When asked what he would do if he only had a day to see Yosemite. "Madam," he replied, "I'd sit by the Merced River and cry."

The rest of the year he taught or researched at various schools: University of Minnesota, Stanford University, and San Jose State University. Sharsmith was Professor of Botany at San Jose State from 1950 to 1973.

Besides interpreting for visitors, Sharsmith did basic research on the alpine meadows of the High Sierra, gathering thousands of herbarium samples and publishing several research papers. His interests included botany, zoology, geology, classical music, Shakespeare, and singing opera.

Sharsmith's wife was Helen, a biologist by her own right. They had a son John, named after John Muir, and a daughter Linnea, named after Carolus Linnaeus. Sharsmith and his wife later divorced.

Sharsmith died 1994 in his home at San Jose, California.


  • National Park Service Meritorious Service Award in 1956, the highest award for an NPS employee
  • Yosemite Award in 1990, as the first recipient, recognized the "rich legacy he has given this park."
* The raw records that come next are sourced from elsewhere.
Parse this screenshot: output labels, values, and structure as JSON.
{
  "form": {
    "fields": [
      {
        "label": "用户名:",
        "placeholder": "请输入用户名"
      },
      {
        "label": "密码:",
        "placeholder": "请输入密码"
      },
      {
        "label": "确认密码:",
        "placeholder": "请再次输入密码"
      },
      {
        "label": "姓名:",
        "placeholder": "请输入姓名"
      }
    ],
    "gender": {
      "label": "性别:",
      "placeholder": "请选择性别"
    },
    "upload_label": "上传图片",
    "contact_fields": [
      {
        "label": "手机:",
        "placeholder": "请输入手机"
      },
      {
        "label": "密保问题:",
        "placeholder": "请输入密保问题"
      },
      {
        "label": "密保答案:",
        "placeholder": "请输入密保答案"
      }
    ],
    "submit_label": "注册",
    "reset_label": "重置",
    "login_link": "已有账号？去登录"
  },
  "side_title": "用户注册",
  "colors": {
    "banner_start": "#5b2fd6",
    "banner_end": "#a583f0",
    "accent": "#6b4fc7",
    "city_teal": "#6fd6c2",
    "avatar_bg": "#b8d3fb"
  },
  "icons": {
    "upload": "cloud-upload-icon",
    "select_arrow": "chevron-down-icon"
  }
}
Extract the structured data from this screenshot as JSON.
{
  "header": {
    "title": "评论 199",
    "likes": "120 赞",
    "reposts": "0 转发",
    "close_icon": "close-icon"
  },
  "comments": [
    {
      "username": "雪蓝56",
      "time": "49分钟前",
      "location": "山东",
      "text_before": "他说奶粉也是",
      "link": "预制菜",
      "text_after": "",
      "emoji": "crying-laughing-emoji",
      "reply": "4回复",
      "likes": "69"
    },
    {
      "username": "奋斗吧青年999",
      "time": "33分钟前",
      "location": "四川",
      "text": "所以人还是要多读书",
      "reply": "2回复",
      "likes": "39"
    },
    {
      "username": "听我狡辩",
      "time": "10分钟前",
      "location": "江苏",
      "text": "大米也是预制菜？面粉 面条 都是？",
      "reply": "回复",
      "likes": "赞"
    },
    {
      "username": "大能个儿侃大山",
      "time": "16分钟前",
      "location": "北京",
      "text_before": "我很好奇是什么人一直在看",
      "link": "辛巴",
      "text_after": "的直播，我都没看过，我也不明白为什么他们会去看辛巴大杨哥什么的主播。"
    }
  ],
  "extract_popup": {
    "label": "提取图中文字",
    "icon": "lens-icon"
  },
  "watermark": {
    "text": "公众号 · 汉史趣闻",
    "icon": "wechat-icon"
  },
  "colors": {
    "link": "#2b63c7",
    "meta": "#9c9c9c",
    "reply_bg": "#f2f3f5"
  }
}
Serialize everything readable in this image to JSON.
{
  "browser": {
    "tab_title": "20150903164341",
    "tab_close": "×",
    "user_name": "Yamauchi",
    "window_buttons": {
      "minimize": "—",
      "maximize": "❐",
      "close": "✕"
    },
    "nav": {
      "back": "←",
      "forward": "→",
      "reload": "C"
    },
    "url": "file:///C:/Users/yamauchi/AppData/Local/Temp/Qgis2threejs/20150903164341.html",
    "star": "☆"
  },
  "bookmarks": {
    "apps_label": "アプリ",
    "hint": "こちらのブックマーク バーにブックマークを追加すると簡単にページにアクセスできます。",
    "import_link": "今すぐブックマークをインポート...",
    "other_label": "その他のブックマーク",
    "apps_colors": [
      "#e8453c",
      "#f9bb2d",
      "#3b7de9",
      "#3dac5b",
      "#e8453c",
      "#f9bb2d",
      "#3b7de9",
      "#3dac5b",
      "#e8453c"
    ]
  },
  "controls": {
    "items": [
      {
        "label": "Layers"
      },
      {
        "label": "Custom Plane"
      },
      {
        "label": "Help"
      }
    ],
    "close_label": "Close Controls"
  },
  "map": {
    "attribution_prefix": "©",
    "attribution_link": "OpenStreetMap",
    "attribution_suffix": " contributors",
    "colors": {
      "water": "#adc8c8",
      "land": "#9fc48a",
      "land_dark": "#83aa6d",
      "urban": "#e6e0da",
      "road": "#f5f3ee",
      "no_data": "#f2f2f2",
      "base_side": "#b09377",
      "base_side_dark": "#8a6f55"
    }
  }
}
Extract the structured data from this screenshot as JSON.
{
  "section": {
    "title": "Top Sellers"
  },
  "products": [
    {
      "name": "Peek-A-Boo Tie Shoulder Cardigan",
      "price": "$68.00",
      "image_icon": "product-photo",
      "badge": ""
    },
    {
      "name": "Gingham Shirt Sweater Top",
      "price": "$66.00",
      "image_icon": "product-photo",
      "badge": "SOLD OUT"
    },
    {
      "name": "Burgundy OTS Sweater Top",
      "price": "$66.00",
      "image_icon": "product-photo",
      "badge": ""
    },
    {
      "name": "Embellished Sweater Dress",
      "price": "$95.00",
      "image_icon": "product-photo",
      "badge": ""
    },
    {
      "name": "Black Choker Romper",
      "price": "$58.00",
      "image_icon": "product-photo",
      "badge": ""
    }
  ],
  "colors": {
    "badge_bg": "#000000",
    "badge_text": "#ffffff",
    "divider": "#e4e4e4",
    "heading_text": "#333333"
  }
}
 See also


  1. ^ Obituary, New York Times
  2. ^ "Carl Sharsmith, 1903-1994" Scree 28:4 (April 1995). Obituary in Peak Climbing Section newsletter, Loma Prieta Chapter, Sierra Club
  3. ^ "Author Query". International Plant Names Index.